Joanna Cannon (Courtauld Institute of Art):

Since the days of Henry Thode and Emile Mâle, as views on the authorship and dating of the Meditationes vitae Christi have evolved, the uses that art historians have made of the text have undergone several changes.  My brief contribution reflects on the implications of these changes, and of the recent findings of Péter Toth, Dávid Falvay and Donal Cooper, for the study of the Meditationes vitae Christi in relation to art in thirteenth-century Siena.

 

Murray Seminars of Medieval and Renaissance Art at Birkbeck (12th December 2016)

giovanni_di_bicci_de_mediciMonday 12th December

Paul Davies will speak on ‘Saving the soul of Giovanni di Bicci de’ Medici: function and design in the Old Sacristy’

Giovanni di Bicci de’ Medici (c.1360-1429), founder of the Medici bank, was buried in the sacristy of S. Lorenzo in Florence. This sacristy was certainly a lavish structure, and one designed and furnished by the leading artists of the day, Brunelleschi and Donatello, but why did he want to be buried in a sacristy? This question is usually answered by considering the opportunities the new chapel afforded for conspicuous consumption and, by extension. for rivalry with other leading Florentine families, most notably the Strozzi who had only just begun a lavish sacristy at S. Trinita. While not dismissing this motive as a contributory factor, this paper considers whether there were more pressing reasons for his choice. It asks whether he believed interment in a sacristy might help save his soul and it goes on to consider whether this notion affected how the sacristy was designed.

All this term’s seminars take place in the History of Art Department at Birkbeck (43, Gordon Sq., London WC1H 0PD) in Room 106 at 5pm.  Talks finish by 5.30pm (allowing those with other commitments to leave) and are then followed by discussion and refreshments.

Murray Seminars of Medieval and Renaissance Art at Birkbeck (24th November 2016)

frederick-iiThursday 24th November, 5pm

Pippa Salonius will speak on ‘Authority, Nature and the Image’: 

Medieval culture has been described as a ‘culture of authority’. Kings, princes, and city-states all sought to establish themselves as central figures of authority. The pope, as the earthly representative of divine authority and justice, strived to remain their point of reference. As the ultimate authority, God’s work could be cited in words from the Bible or as images of the natural world. In a society where the word of God reigned supreme, visual reminders of this chain of command were of vital importance. Images, after all, were the lingua franca of medieval Christendom, but given the abstract nature of the message, how was its meaning best conveyed?

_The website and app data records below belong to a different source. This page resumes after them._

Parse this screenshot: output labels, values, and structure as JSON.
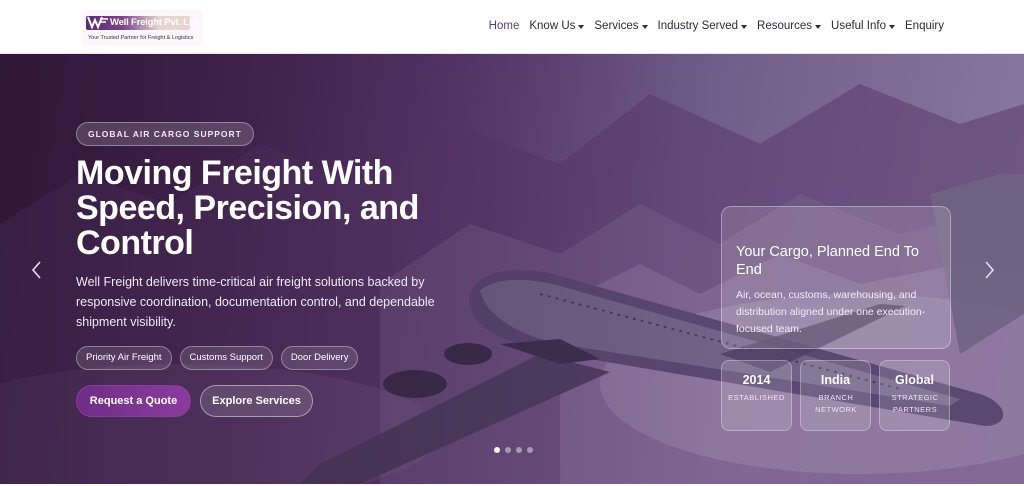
{
  "brand": {
    "name": "Well Freight Pvt. Ltd.",
    "tagline": "Your Trusted Partner for Freight & Logistics",
    "colors": {
      "primary": "#6f2d86",
      "text": "#2d2a3a",
      "active": "#5b3a8a"
    }
  },
  "nav": {
    "items": [
      {
        "label": "Home",
        "dropdown": false,
        "active": true
      },
      {
        "label": "Know Us",
        "dropdown": true,
        "active": false
      },
      {
        "label": "Services",
        "dropdown": true,
        "active": false
      },
      {
        "label": "Industry Served",
        "dropdown": true,
        "active": false
      },
      {
        "label": "Resources",
        "dropdown": true,
        "active": false
      },
      {
        "label": "Useful Info",
        "dropdown": true,
        "active": false
      },
      {
        "label": "Enquiry",
        "dropdown": false,
        "active": false
      }
    ]
  },
  "hero": {
    "eyebrow": "GLOBAL AIR CARGO SUPPORT",
    "headline_lines": [
      "Moving Freight With",
      "Speed, Precision, and",
      "Control"
    ],
    "description": "Well Freight delivers time-critical air freight solutions backed by responsive coordination, documentation control, and dependable shipment visibility.",
    "chips": [
      "Priority Air Freight",
      "Customs Support",
      "Door Delivery"
    ],
    "primary_button": "Request a Quote",
    "secondary_button": "Explore Services",
    "prev_icon": "chevron-left-icon",
    "next_icon": "chevron-right-icon"
  },
  "card": {
    "title": "Your Cargo, Planned End To End",
    "text": "Air, ocean, customs, warehousing, and distribution aligned under one execution-focused team."
  },
  "stats": [
    {
      "value": "2014",
      "label": "ESTABLISHED"
    },
    {
      "value": "India",
      "label": "BRANCH NETWORK"
    },
    {
      "value": "Global",
      "label": "STRATEGIC PARTNERS"
    }
  ],
  "slider": {
    "slide_count": 4,
    "active_index": 0
  }
}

All this term’s seminars take place in the History of Art Department at Birkbeck (43, Gordon Sq., London WC1H 0PD) in Room 106 at 5pm.  Talks finish by 5.30pm (allowing those with other commitments to leave) and are then followed by discussion and refreshments.